*** Block opens ***

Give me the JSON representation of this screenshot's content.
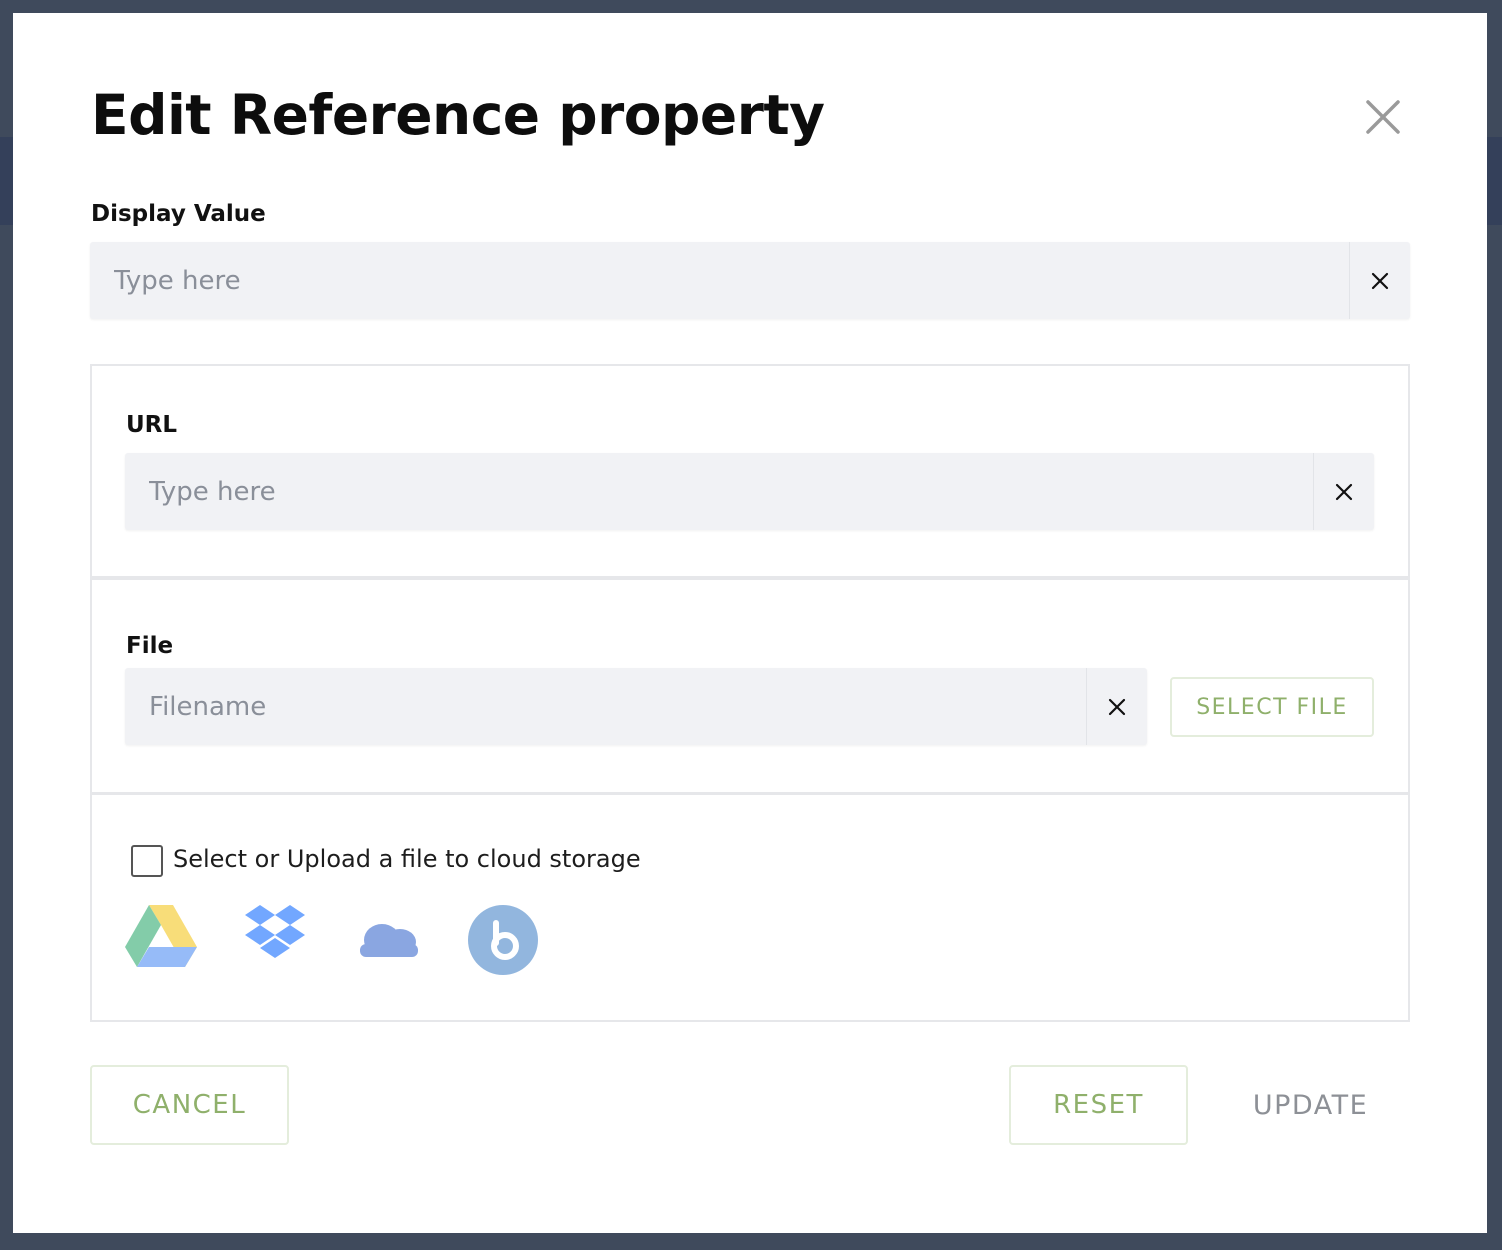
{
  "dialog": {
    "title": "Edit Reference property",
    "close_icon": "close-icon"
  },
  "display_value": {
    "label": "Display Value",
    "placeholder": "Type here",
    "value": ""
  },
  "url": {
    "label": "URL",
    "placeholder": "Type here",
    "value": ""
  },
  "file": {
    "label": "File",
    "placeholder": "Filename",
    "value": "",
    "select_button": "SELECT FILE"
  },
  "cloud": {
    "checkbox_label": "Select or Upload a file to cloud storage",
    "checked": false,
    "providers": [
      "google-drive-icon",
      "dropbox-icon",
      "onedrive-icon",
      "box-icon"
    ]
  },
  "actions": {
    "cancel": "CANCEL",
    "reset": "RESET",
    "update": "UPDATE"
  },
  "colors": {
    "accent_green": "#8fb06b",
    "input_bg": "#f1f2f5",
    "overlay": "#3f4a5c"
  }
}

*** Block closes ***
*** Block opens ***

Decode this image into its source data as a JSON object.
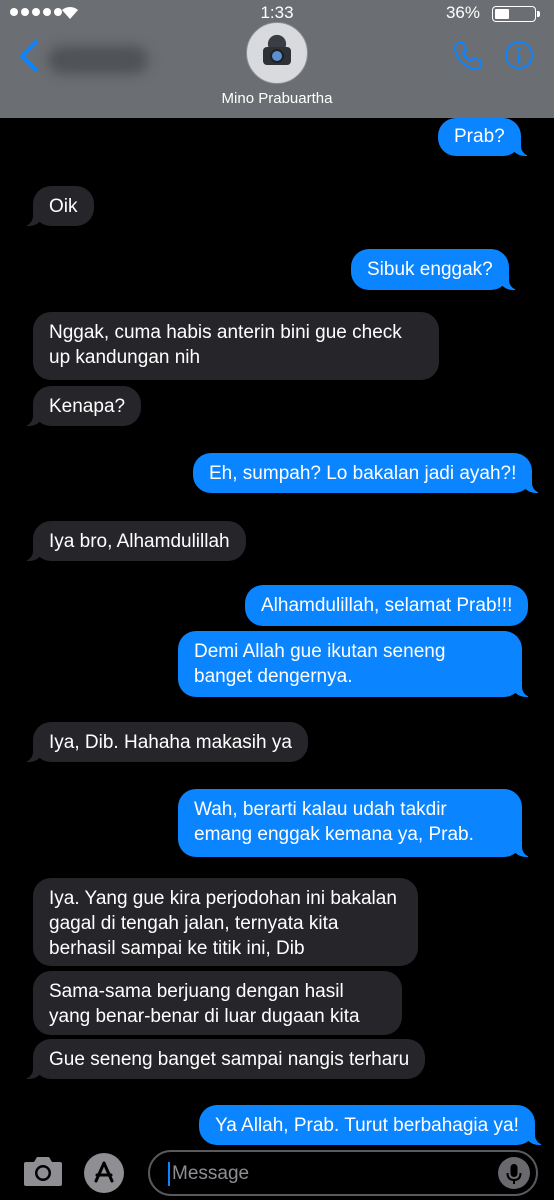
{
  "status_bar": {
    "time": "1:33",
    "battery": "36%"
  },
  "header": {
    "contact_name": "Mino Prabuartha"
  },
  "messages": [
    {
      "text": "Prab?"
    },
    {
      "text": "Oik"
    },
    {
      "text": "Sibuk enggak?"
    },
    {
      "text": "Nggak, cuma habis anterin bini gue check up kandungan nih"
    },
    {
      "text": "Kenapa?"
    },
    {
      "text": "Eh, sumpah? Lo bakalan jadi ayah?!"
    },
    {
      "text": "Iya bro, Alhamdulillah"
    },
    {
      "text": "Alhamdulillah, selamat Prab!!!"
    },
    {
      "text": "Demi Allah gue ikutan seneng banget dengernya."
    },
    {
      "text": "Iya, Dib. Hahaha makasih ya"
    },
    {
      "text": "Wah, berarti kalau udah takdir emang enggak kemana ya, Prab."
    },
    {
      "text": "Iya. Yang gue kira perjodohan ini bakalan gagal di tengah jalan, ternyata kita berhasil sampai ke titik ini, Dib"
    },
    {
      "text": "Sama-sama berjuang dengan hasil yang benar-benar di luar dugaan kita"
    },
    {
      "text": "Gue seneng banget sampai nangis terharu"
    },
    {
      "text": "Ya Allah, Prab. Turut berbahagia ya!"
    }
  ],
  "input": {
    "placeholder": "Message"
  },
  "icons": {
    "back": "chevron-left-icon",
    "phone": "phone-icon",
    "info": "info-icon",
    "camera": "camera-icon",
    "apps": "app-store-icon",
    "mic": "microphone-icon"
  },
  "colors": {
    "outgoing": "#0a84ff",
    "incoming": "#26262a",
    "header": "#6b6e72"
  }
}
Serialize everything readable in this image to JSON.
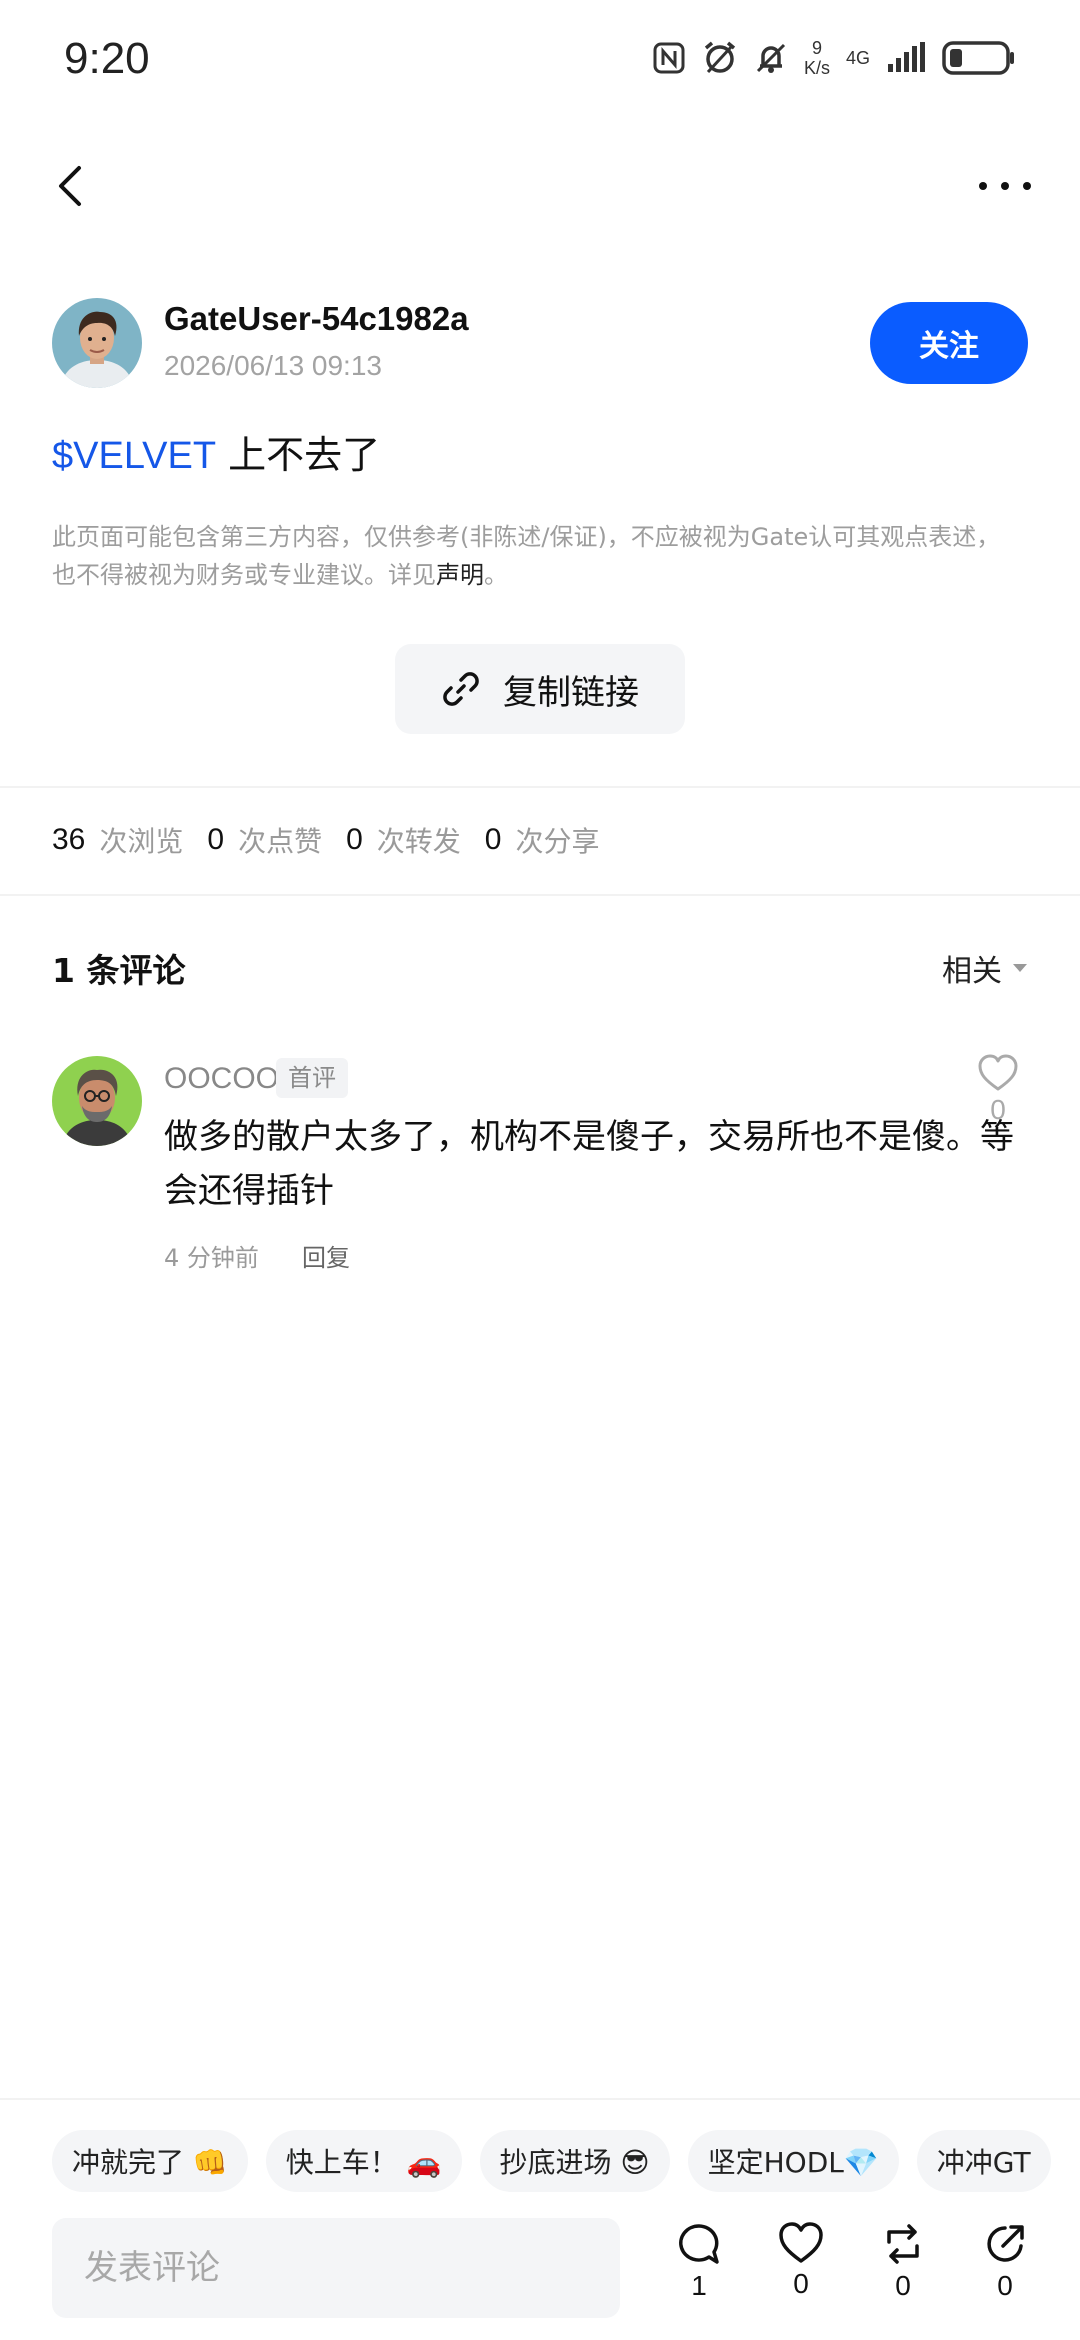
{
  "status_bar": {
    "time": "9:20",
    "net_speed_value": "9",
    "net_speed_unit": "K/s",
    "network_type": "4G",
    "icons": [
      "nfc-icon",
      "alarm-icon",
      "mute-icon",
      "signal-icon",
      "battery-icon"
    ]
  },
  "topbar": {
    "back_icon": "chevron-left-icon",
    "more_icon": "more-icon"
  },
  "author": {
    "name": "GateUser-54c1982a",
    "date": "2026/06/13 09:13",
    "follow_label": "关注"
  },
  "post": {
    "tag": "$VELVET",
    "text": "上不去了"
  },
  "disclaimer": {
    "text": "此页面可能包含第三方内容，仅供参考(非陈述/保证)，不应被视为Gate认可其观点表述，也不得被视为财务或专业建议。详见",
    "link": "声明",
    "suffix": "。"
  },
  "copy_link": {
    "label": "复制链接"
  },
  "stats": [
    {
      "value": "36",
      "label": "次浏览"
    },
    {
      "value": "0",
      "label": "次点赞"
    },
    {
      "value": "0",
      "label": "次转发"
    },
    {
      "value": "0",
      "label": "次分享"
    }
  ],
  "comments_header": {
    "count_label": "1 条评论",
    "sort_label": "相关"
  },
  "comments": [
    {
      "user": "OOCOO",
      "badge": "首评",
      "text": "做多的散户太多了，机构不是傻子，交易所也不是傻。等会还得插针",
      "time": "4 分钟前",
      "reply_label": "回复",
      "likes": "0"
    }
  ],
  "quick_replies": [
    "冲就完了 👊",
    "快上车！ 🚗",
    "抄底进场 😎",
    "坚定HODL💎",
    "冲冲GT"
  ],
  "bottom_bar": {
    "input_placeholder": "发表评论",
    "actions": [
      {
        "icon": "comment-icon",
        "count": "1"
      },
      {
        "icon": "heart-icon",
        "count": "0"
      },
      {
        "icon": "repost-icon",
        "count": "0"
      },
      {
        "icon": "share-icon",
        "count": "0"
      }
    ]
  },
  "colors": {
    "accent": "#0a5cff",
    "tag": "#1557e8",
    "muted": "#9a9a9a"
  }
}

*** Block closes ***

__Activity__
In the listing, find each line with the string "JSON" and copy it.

__Solution to the exercise__
Give me the JSON representation of this screenshot's content.
Decode this image into its source data as a JSON object.
Serialize everything readable in this image to JSON.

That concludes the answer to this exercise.